Problem details: Produce a verbatim copy of the following records, leaving out all pictures.

Dataset rows describing interfaces:
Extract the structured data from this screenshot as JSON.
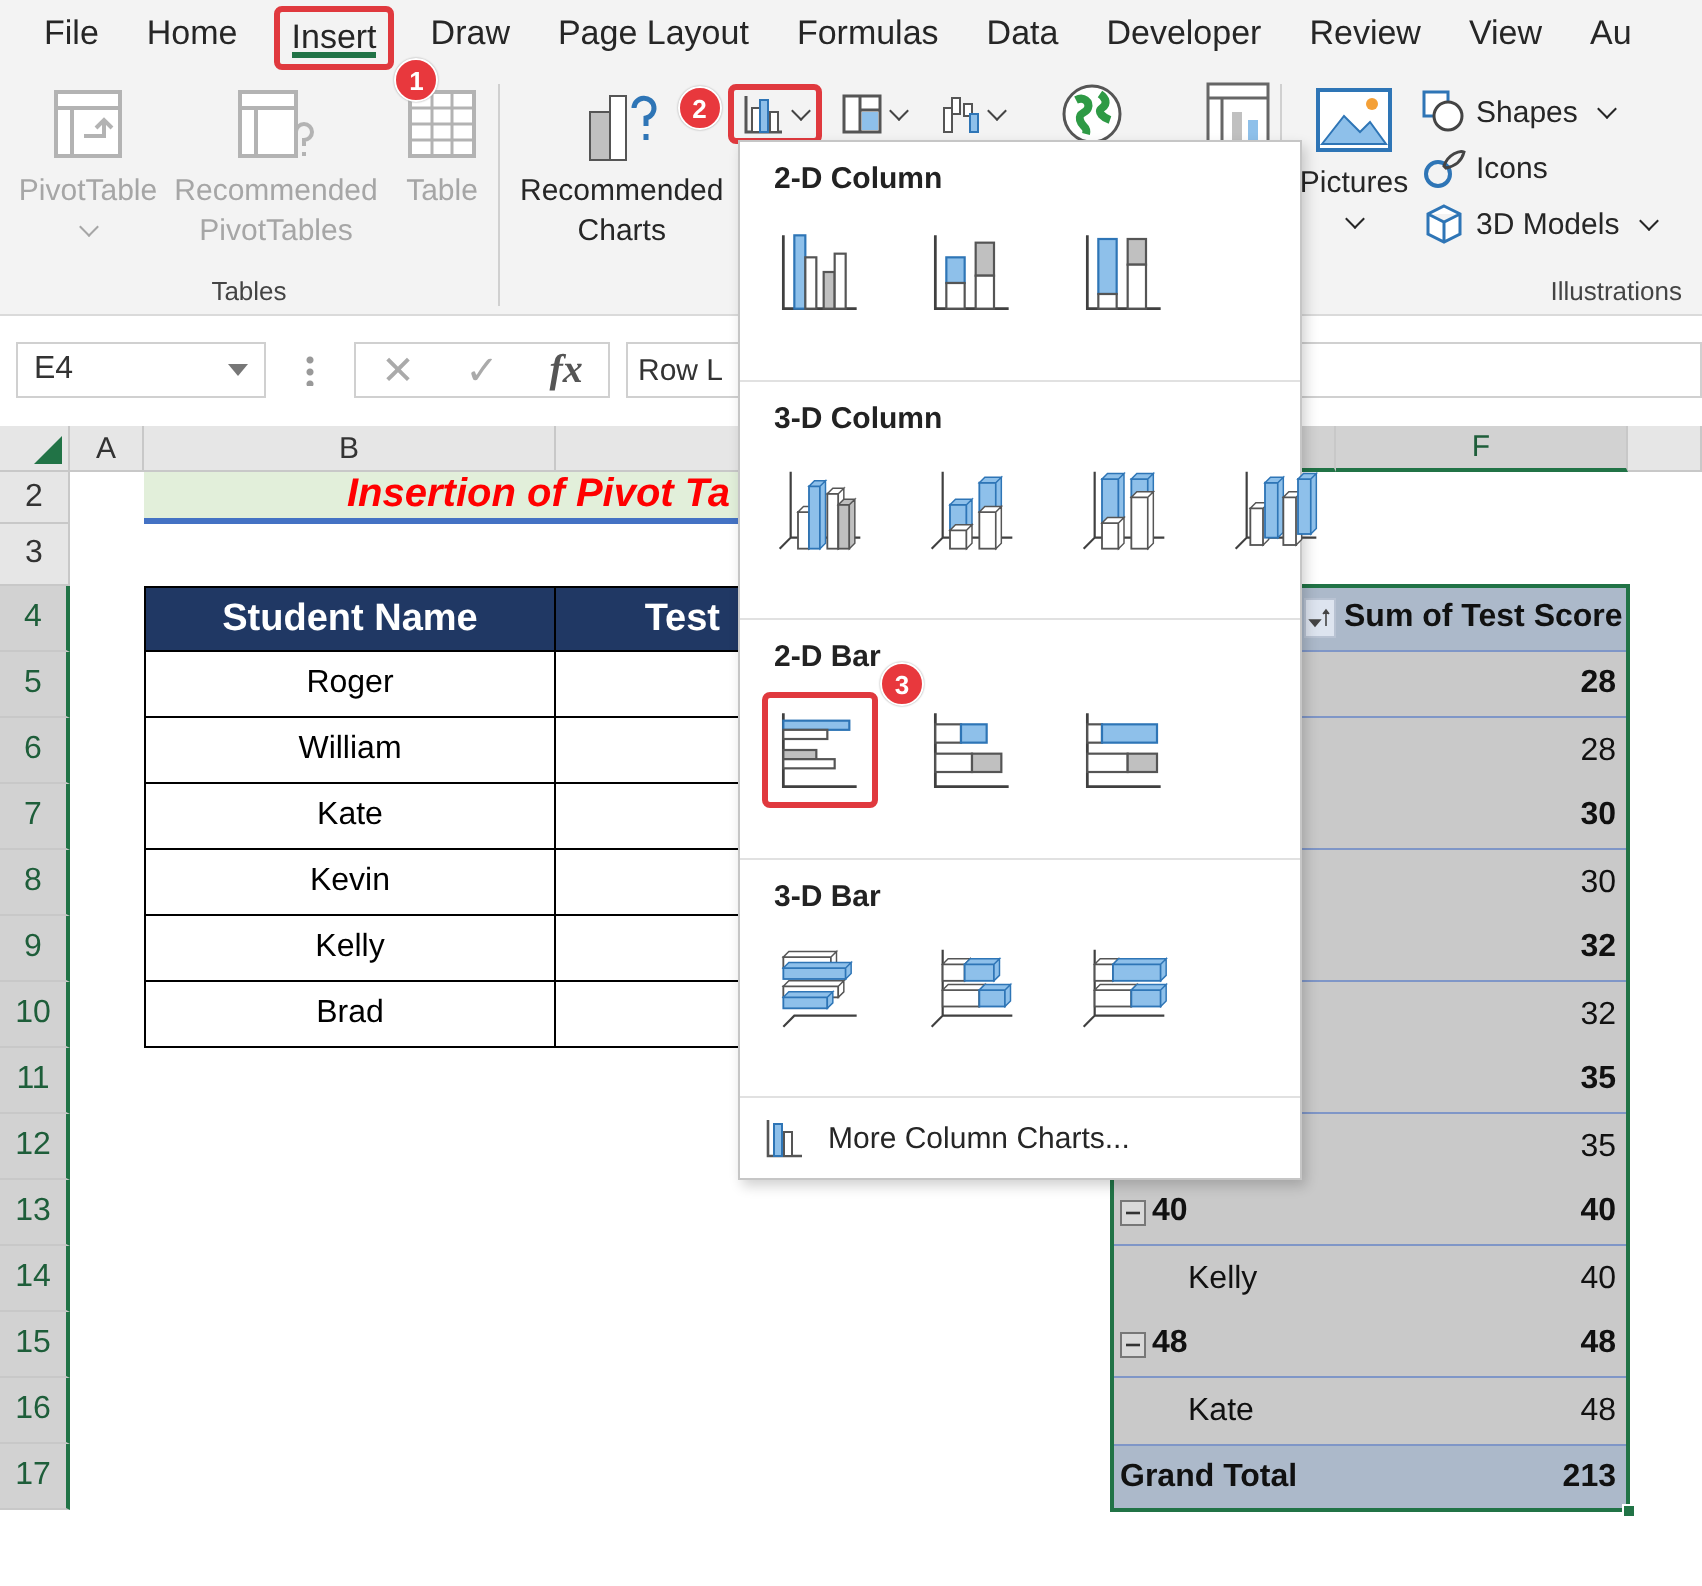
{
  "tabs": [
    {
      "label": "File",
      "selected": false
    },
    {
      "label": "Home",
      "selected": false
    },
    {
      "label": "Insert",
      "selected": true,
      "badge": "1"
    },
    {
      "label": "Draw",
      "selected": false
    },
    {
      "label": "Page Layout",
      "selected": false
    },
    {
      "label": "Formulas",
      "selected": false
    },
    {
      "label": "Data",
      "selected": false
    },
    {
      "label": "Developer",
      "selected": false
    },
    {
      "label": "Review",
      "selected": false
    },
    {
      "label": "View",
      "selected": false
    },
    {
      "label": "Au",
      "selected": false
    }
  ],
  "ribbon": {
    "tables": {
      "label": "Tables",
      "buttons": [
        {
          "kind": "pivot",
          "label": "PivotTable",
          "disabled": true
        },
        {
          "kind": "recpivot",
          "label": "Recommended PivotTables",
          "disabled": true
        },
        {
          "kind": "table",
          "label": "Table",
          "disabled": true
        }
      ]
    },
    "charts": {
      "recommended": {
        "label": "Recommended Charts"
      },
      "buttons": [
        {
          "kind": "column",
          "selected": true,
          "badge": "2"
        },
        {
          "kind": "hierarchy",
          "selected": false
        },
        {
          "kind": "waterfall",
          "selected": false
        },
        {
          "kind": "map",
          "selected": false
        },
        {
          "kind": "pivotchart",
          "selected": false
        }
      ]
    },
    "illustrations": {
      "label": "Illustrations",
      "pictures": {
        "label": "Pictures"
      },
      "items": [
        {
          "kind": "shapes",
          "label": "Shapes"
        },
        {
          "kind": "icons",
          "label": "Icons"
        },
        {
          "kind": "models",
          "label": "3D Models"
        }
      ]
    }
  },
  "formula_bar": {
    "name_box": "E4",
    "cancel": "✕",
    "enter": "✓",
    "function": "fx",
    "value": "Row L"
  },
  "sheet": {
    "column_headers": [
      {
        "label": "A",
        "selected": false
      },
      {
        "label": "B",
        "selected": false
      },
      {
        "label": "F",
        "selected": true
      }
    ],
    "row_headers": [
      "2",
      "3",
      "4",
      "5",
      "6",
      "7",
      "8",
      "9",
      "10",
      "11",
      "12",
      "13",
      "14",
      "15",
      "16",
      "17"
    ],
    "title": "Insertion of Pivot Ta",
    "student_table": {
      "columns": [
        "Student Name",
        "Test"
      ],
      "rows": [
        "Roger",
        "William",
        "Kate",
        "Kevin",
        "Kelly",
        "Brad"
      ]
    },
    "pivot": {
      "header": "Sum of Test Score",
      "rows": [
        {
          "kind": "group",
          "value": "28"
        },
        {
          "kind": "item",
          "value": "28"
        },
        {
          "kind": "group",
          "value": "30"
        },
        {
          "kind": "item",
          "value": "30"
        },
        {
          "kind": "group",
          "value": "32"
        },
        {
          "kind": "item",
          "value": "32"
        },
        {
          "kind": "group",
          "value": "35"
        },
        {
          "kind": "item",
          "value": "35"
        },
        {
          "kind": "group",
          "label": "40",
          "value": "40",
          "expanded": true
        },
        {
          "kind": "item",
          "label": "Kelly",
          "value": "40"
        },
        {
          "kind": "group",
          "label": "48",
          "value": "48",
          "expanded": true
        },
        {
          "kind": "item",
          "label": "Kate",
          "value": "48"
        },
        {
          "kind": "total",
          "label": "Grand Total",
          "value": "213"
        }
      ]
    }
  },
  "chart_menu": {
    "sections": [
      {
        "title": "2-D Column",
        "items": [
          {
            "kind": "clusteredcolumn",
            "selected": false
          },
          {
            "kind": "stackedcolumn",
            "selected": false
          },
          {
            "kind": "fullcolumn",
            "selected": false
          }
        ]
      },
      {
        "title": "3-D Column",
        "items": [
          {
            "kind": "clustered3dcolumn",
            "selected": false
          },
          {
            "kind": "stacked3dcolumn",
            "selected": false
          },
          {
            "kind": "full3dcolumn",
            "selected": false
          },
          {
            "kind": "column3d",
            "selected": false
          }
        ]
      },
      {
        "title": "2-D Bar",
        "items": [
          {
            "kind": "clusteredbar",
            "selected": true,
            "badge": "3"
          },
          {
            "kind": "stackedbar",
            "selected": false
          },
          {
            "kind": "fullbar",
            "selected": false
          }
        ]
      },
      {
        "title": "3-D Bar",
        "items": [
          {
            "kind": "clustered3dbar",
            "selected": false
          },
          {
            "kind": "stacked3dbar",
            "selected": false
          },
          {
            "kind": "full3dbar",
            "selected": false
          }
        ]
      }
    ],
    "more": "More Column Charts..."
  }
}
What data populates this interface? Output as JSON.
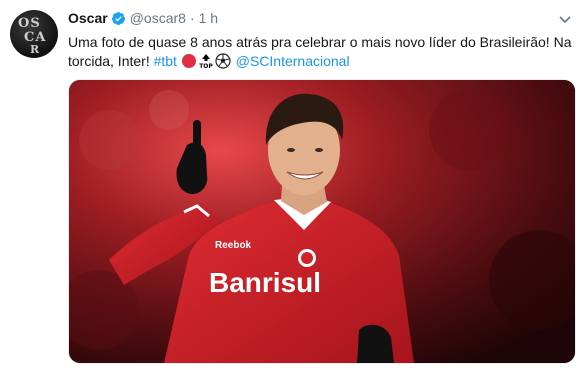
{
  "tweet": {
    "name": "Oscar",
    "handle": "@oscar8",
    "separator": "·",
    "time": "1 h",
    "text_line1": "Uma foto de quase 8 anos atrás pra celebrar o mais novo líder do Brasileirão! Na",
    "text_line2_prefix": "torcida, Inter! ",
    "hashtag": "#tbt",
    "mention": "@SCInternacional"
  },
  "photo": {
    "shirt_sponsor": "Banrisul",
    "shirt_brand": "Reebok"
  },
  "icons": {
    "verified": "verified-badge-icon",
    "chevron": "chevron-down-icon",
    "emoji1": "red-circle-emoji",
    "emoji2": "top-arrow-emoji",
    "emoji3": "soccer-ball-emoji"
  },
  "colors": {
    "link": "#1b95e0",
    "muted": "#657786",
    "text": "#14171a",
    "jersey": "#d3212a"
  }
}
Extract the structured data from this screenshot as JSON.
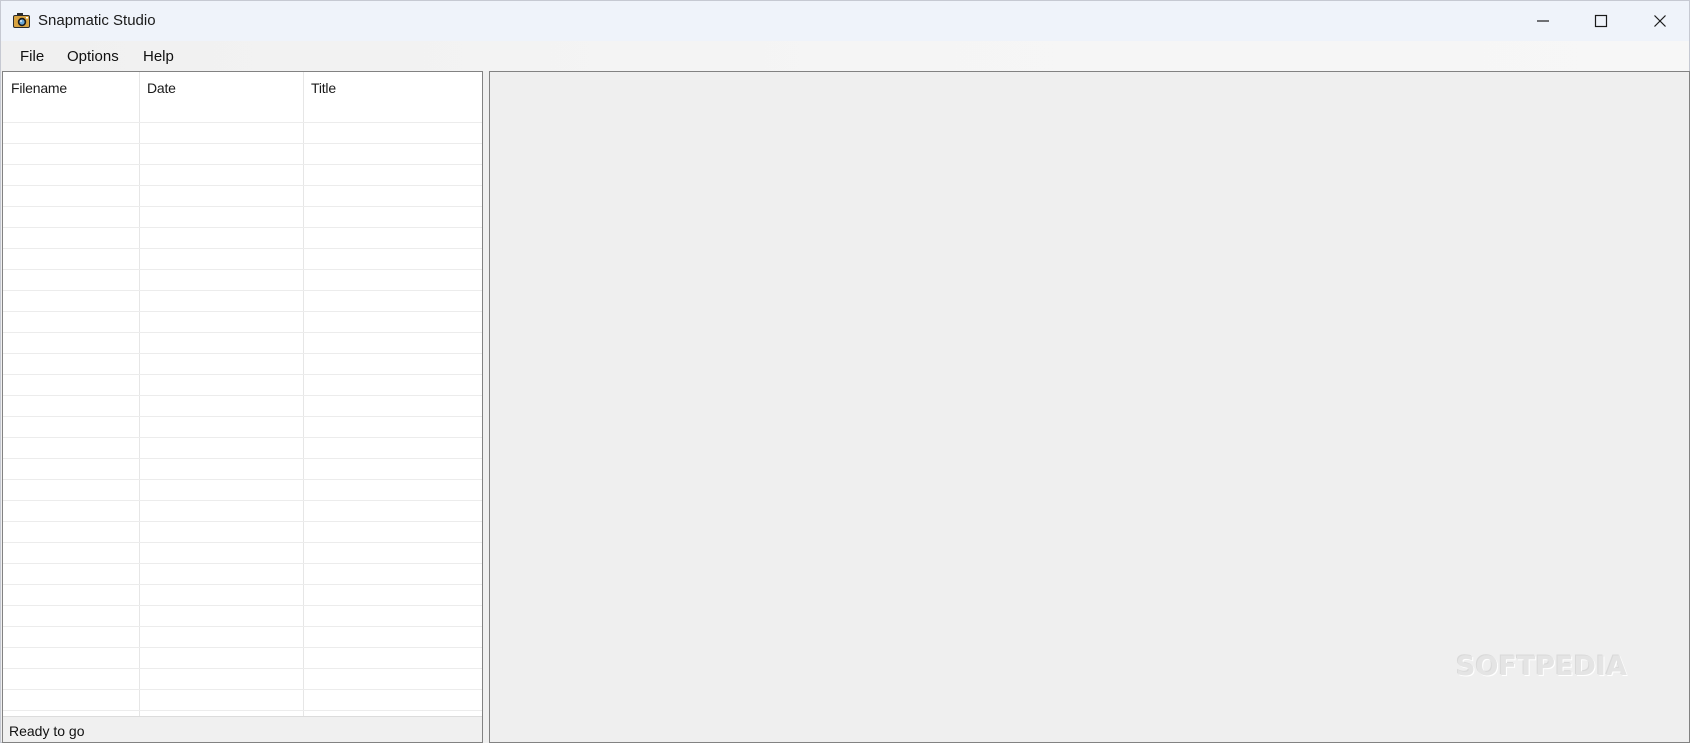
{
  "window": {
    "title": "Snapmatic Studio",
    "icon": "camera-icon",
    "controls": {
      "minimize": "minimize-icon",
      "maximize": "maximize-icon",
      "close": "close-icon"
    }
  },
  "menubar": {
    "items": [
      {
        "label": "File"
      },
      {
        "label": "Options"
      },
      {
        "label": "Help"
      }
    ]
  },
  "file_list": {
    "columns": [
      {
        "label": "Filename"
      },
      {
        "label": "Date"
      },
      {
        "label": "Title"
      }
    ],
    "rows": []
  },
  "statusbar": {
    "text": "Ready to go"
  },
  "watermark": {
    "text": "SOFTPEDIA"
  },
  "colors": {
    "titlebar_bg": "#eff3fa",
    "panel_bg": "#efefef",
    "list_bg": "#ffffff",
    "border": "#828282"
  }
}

Solution to the exercise:
Extract the structured data from this screenshot as JSON.
{
  "tabs": [
    {
      "label": "File",
      "selected": false
    },
    {
      "label": "Home",
      "selected": false
    },
    {
      "label": "Insert",
      "selected": true,
      "badge": "1"
    },
    {
      "label": "Draw",
      "selected": false
    },
    {
      "label": "Page Layout",
      "selected": false
    },
    {
      "label": "Formulas",
      "selected": false
    },
    {
      "label": "Data",
      "selected": false
    },
    {
      "label": "Developer",
      "selected": false
    },
    {
      "label": "Review",
      "selected": false
    },
    {
      "label": "View",
      "selected": false
    },
    {
      "label": "Au",
      "selected": false
    }
  ],
  "ribbon": {
    "tables": {
      "label": "Tables",
      "buttons": [
        {
          "kind": "pivot",
          "label": "PivotTable",
          "disabled": true
        },
        {
          "kind": "recpivot",
          "label": "Recommended PivotTables",
          "disabled": true
        },
        {
          "kind": "table",
          "label": "Table",
          "disabled": true
        }
      ]
    },
    "charts": {
      "recommended": {
        "label": "Recommended Charts"
      },
      "buttons": [
        {
          "kind": "column",
          "selected": true,
          "badge": "2"
        },
        {
          "kind": "hierarchy",
          "selected": false
        },
        {
          "kind": "waterfall",
          "selected": false
        },
        {
          "kind": "map",
          "selected": false
        },
        {
          "kind": "pivotchart",
          "selected": false
        }
      ]
    },
    "illustrations": {
      "label": "Illustrations",
      "pictures": {
        "label": "Pictures"
      },
      "items": [
        {
          "kind": "shapes",
          "label": "Shapes"
        },
        {
          "kind": "icons",
          "label": "Icons"
        },
        {
          "kind": "models",
          "label": "3D Models"
        }
      ]
    }
  },
  "formula_bar": {
    "name_box": "E4",
    "cancel": "✕",
    "enter": "✓",
    "function": "fx",
    "value": "Row L"
  },
  "sheet": {
    "column_headers": [
      {
        "label": "A",
        "selected": false
      },
      {
        "label": "B",
        "selected": false
      },
      {
        "label": "F",
        "selected": true
      }
    ],
    "row_headers": [
      "2",
      "3",
      "4",
      "5",
      "6",
      "7",
      "8",
      "9",
      "10",
      "11",
      "12",
      "13",
      "14",
      "15",
      "16",
      "17"
    ],
    "title": "Insertion of Pivot Ta",
    "student_table": {
      "columns": [
        "Student Name",
        "Test"
      ],
      "rows": [
        "Roger",
        "William",
        "Kate",
        "Kevin",
        "Kelly",
        "Brad"
      ]
    },
    "pivot": {
      "header": "Sum of Test Score",
      "rows": [
        {
          "kind": "group",
          "value": "28"
        },
        {
          "kind": "item",
          "value": "28"
        },
        {
          "kind": "group",
          "value": "30"
        },
        {
          "kind": "item",
          "value": "30"
        },
        {
          "kind": "group",
          "value": "32"
        },
        {
          "kind": "item",
          "value": "32"
        },
        {
          "kind": "group",
          "value": "35"
        },
        {
          "kind": "item",
          "value": "35"
        },
        {
          "kind": "group",
          "label": "40",
          "value": "40",
          "expanded": true
        },
        {
          "kind": "item",
          "label": "Kelly",
          "value": "40"
        },
        {
          "kind": "group",
          "label": "48",
          "value": "48",
          "expanded": true
        },
        {
          "kind": "item",
          "label": "Kate",
          "value": "48"
        },
        {
          "kind": "total",
          "label": "Grand Total",
          "value": "213"
        }
      ]
    }
  },
  "chart_menu": {
    "sections": [
      {
        "title": "2-D Column",
        "items": [
          {
            "kind": "clusteredcolumn",
            "selected": false
          },
          {
            "kind": "stackedcolumn",
            "selected": false
          },
          {
            "kind": "fullcolumn",
            "selected": false
          }
        ]
      },
      {
        "title": "3-D Column",
        "items": [
          {
            "kind": "clustered3dcolumn",
            "selected": false
          },
          {
            "kind": "stacked3dcolumn",
            "selected": false
          },
          {
            "kind": "full3dcolumn",
            "selected": false
          },
          {
            "kind": "column3d",
            "selected": false
          }
        ]
      },
      {
        "title": "2-D Bar",
        "items": [
          {
            "kind": "clusteredbar",
            "selected": true,
            "badge": "3"
          },
          {
            "kind": "stackedbar",
            "selected": false
          },
          {
            "kind": "fullbar",
            "selected": false
          }
        ]
      },
      {
        "title": "3-D Bar",
        "items": [
          {
            "kind": "clustered3dbar",
            "selected": false
          },
          {
            "kind": "stacked3dbar",
            "selected": false
          },
          {
            "kind": "full3dbar",
            "selected": false
          }
        ]
      }
    ],
    "more": "More Column Charts..."
  }
}
What data populates this interface? Output as JSON.
{
  "tweet": {
    "name": "Oscar",
    "handle": "@oscar8",
    "separator": "·",
    "time": "1 h",
    "text_line1": "Uma foto de quase 8 anos atrás pra celebrar o mais novo líder do Brasileirão! Na",
    "text_line2_prefix": "torcida, Inter! ",
    "hashtag": "#tbt",
    "mention": "@SCInternacional"
  },
  "photo": {
    "shirt_sponsor": "Banrisul",
    "shirt_brand": "Reebok"
  },
  "icons": {
    "verified": "verified-badge-icon",
    "chevron": "chevron-down-icon",
    "emoji1": "red-circle-emoji",
    "emoji2": "top-arrow-emoji",
    "emoji3": "soccer-ball-emoji"
  },
  "colors": {
    "link": "#1b95e0",
    "muted": "#657786",
    "text": "#14171a",
    "jersey": "#d3212a"
  }
}
Extract the structured data from this screenshot as JSON.
{
  "window": {
    "title": "Snapmatic Studio",
    "icon": "camera-icon",
    "controls": {
      "minimize": "minimize-icon",
      "maximize": "maximize-icon",
      "close": "close-icon"
    }
  },
  "menubar": {
    "items": [
      {
        "label": "File"
      },
      {
        "label": "Options"
      },
      {
        "label": "Help"
      }
    ]
  },
  "file_list": {
    "columns": [
      {
        "label": "Filename"
      },
      {
        "label": "Date"
      },
      {
        "label": "Title"
      }
    ],
    "rows": []
  },
  "statusbar": {
    "text": "Ready to go"
  },
  "watermark": {
    "text": "SOFTPEDIA"
  },
  "colors": {
    "titlebar_bg": "#eff3fa",
    "panel_bg": "#efefef",
    "list_bg": "#ffffff",
    "border": "#828282"
  }
}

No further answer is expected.